Culture remains one of those organizational beasts that everyone wants to talk about, but relatively few people actually know how to affect. Because culture is made up of individual and collective ways of thinking and doing, it is highly complex. Asking the right questions early can set you on the path to dealing with that complexity.
In order to get to a good picture of your culture (where you are and where you’re going), try asking these 3 important questions:
How does our lived culture compare to our desired culture?
First, acknowledge that your desired culture is only a wish unless you are living it out. Next, get real about what is really happening in the day-to-day lives of the people in your organization. Is the declaration “we are transparent” really true if the boss has exclusive meetings with the executive team about important decisions? If we say “we are highly collaborative” but most problem solving happens alone or in silos, then are we collaborative…really?
Once you’ve made peace with the inevitable discrepancy between those two things, start figuring out what the culture is that you want. Against what markers will you measure your success? Get lots of input on that. Then figure out how day to day behaviours compare. Baseline data is important — and getting it from lots of angles is critical.
What about our culture is going to hold us in the past and what will help us shape our future?
Cultural attributes are either propelling you forward to the future or holding you back in the present and past. Now that the rate of change in the world is accelerating so rapidly, our present and future are becoming blurred. The time for some companies to be innovative and some to choose not to be is gone.
When I began my work intervening in company cultures and sparking organizational change the big push in culture mapping was focused on knowing what your culture was like — period. There was no assumption that companies needed to be one way or the other. New literature on our changing expectations in an evolving future of work is making a clear case for the need for innovation-ready cultures everywhere. It’s time to get specific about where you’re going, and how your culture might be getting in your way.
What cultural attributes can we leverage in our journey toward our desired culture?
No one is starting from zero on the path to a more desirable company culture. It’s often the connections between cultural elements that offer leverage for change.

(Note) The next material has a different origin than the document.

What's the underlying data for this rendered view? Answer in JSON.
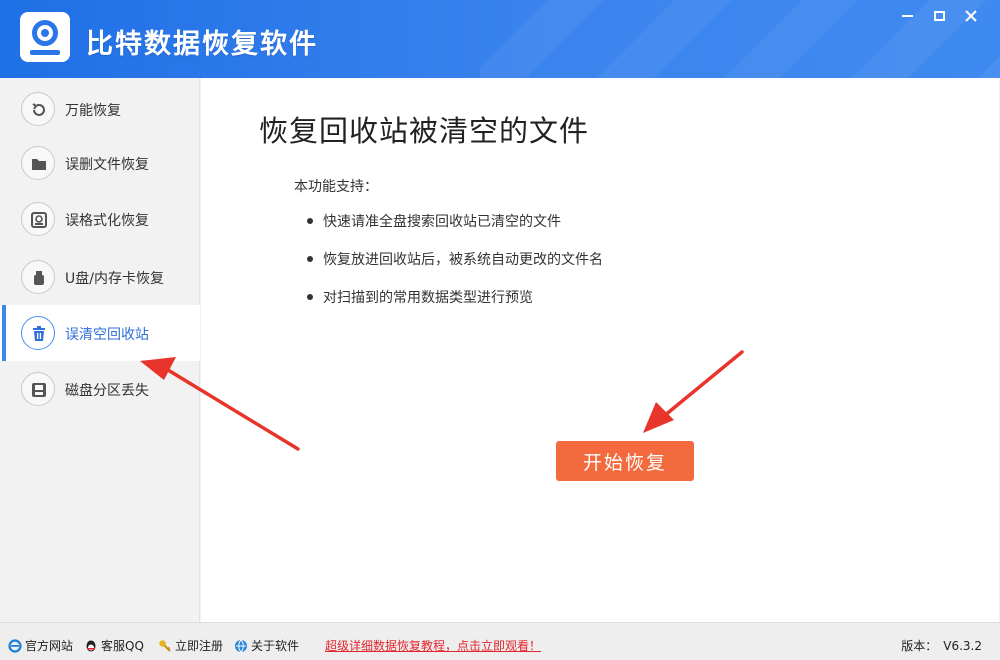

For example, your current culture might be highly disciplined. Is there a way to leverage that discipline toward the adoption of new practices? How does discipline express itself in your company? Could you build a daily practice of a new behaviour.
Remembering that culture is complex can help you build a reasonable plan for desirable change. You can’t tackle the whole thing at once, but you can focus on cultural elements that are closely tied and thus influence each other. When you’re changing behaviour and culture it’s not the 1 thing that makes a difference, it’s the 1000 things.
We have built a new tool for cultural diagnosis which will help organizations like yours address these 3 questions. Click here to get your free copy and resources to support your work.